• [Supplied material]:
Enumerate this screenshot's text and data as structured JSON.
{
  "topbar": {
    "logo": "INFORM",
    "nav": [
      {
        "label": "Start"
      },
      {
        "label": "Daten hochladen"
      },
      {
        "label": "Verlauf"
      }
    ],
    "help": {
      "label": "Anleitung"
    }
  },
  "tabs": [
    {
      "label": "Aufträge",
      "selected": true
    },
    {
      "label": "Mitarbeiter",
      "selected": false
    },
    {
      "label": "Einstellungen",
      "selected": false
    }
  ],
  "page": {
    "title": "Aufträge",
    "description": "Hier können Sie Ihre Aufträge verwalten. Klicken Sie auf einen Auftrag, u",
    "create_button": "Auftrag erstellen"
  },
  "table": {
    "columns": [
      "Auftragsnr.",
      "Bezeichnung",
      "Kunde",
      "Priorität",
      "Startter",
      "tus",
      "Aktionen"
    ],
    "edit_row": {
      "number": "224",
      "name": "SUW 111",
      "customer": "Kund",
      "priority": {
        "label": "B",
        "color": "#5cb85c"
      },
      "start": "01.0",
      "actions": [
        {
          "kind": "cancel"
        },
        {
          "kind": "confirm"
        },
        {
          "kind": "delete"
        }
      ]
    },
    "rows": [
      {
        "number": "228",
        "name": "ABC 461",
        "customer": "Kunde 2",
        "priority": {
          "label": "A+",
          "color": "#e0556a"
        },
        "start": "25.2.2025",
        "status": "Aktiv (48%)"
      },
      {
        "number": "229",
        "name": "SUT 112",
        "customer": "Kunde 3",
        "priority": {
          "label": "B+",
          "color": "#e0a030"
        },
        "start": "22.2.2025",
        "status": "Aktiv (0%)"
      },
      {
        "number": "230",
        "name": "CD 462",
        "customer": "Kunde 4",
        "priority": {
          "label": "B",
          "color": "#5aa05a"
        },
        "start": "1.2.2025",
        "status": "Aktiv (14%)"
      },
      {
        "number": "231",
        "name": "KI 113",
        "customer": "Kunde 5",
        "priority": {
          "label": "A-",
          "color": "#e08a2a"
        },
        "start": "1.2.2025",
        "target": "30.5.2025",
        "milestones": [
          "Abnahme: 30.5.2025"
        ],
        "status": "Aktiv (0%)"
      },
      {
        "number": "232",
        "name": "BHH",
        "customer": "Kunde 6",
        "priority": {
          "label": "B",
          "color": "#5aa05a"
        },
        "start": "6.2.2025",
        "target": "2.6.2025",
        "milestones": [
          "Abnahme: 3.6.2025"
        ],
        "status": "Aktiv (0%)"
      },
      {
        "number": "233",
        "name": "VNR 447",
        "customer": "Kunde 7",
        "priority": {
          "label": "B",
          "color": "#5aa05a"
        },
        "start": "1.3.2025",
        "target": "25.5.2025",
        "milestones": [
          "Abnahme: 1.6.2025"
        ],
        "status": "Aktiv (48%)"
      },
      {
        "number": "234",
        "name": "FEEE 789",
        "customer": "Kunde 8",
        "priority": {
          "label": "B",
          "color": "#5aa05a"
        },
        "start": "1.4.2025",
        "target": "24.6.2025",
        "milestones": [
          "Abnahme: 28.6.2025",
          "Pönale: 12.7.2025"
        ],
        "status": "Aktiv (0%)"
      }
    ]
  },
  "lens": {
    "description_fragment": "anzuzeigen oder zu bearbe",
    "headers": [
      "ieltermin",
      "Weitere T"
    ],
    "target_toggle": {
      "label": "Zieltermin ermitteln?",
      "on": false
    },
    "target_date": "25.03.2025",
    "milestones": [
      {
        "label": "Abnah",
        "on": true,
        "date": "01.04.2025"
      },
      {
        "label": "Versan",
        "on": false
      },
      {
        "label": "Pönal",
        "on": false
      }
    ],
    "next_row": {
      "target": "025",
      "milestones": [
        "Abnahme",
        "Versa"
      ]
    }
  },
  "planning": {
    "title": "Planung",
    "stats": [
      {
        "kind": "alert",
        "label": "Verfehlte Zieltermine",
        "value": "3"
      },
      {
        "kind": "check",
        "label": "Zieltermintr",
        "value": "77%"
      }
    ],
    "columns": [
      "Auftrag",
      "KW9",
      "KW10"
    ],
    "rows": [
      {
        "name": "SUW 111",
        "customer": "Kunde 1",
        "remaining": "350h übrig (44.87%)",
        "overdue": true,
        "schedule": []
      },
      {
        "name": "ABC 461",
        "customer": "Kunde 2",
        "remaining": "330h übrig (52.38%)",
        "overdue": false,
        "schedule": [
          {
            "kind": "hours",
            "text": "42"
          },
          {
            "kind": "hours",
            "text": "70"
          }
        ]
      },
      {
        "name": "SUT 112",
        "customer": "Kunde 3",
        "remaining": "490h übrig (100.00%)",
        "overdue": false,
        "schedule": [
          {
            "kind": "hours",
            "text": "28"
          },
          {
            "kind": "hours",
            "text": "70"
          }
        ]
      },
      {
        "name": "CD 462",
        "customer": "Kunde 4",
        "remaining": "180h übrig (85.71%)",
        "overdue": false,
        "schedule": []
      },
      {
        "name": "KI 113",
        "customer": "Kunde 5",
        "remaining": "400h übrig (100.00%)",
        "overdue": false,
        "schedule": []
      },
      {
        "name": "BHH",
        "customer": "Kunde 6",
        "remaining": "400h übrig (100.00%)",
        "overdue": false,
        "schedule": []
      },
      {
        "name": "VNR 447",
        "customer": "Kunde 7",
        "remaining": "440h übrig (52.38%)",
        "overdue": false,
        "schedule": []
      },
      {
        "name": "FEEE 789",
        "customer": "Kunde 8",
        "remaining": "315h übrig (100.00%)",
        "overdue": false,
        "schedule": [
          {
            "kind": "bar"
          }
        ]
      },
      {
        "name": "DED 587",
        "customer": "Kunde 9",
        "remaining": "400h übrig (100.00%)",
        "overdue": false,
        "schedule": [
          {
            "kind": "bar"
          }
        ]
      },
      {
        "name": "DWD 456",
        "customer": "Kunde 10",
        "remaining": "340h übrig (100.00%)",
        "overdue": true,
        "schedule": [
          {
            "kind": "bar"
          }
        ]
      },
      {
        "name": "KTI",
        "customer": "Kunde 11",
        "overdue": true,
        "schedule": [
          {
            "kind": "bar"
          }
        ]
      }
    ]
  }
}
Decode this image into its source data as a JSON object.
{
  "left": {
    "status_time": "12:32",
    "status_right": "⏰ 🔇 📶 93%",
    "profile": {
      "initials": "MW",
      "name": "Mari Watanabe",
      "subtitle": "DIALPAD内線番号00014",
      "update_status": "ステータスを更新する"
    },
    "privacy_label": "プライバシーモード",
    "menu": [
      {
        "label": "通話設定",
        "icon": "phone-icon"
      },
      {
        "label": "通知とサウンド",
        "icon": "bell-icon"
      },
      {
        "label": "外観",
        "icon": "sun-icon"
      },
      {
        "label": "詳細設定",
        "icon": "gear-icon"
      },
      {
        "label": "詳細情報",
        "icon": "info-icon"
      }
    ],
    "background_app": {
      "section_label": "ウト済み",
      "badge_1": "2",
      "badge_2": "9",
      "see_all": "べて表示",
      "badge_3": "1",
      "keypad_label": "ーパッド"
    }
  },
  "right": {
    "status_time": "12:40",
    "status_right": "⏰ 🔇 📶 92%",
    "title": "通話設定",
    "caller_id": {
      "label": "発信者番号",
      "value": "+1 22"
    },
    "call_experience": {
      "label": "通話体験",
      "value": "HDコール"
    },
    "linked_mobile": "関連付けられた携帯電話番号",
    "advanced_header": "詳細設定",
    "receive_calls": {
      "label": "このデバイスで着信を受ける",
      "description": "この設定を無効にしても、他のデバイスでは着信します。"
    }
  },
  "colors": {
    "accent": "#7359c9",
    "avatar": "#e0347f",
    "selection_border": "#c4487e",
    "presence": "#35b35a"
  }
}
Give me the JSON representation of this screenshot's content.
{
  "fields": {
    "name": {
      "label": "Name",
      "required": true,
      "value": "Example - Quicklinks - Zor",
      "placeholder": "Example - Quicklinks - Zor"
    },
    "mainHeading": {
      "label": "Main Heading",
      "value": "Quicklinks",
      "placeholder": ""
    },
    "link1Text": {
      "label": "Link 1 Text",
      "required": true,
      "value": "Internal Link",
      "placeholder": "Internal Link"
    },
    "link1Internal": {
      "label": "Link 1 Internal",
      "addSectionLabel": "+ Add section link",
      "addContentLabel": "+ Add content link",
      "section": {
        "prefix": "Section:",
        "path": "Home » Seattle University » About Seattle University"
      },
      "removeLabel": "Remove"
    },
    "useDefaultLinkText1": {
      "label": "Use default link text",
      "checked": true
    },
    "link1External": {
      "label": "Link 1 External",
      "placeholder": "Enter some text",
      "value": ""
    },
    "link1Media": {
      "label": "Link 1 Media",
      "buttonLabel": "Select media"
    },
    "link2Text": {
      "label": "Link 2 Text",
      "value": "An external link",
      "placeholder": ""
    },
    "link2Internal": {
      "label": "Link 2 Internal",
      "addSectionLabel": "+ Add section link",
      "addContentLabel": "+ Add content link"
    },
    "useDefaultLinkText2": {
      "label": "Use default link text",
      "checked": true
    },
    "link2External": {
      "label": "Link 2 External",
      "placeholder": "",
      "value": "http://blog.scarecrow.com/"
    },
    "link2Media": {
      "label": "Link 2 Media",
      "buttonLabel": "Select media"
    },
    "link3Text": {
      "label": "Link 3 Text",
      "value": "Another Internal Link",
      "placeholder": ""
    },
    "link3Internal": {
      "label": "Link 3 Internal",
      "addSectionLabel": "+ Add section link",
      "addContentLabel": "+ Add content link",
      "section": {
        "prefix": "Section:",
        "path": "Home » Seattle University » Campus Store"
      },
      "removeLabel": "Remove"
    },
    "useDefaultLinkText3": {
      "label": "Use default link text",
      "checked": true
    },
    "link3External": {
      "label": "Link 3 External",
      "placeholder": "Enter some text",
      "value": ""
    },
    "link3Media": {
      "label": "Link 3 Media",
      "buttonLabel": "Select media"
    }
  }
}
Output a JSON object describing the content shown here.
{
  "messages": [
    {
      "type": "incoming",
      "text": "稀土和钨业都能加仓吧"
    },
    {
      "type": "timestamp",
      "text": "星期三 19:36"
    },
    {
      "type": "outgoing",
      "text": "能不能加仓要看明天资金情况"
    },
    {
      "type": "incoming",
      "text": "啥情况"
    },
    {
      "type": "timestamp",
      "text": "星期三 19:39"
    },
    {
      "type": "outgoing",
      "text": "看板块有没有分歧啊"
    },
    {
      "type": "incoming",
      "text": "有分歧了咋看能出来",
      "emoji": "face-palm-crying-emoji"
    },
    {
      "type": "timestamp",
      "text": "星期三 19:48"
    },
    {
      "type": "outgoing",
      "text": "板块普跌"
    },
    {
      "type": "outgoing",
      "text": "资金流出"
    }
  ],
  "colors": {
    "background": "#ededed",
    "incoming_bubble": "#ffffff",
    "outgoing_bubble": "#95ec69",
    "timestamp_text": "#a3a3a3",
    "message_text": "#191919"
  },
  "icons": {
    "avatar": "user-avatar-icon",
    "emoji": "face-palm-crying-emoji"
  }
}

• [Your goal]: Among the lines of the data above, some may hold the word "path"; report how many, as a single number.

• [Exercise response]: 2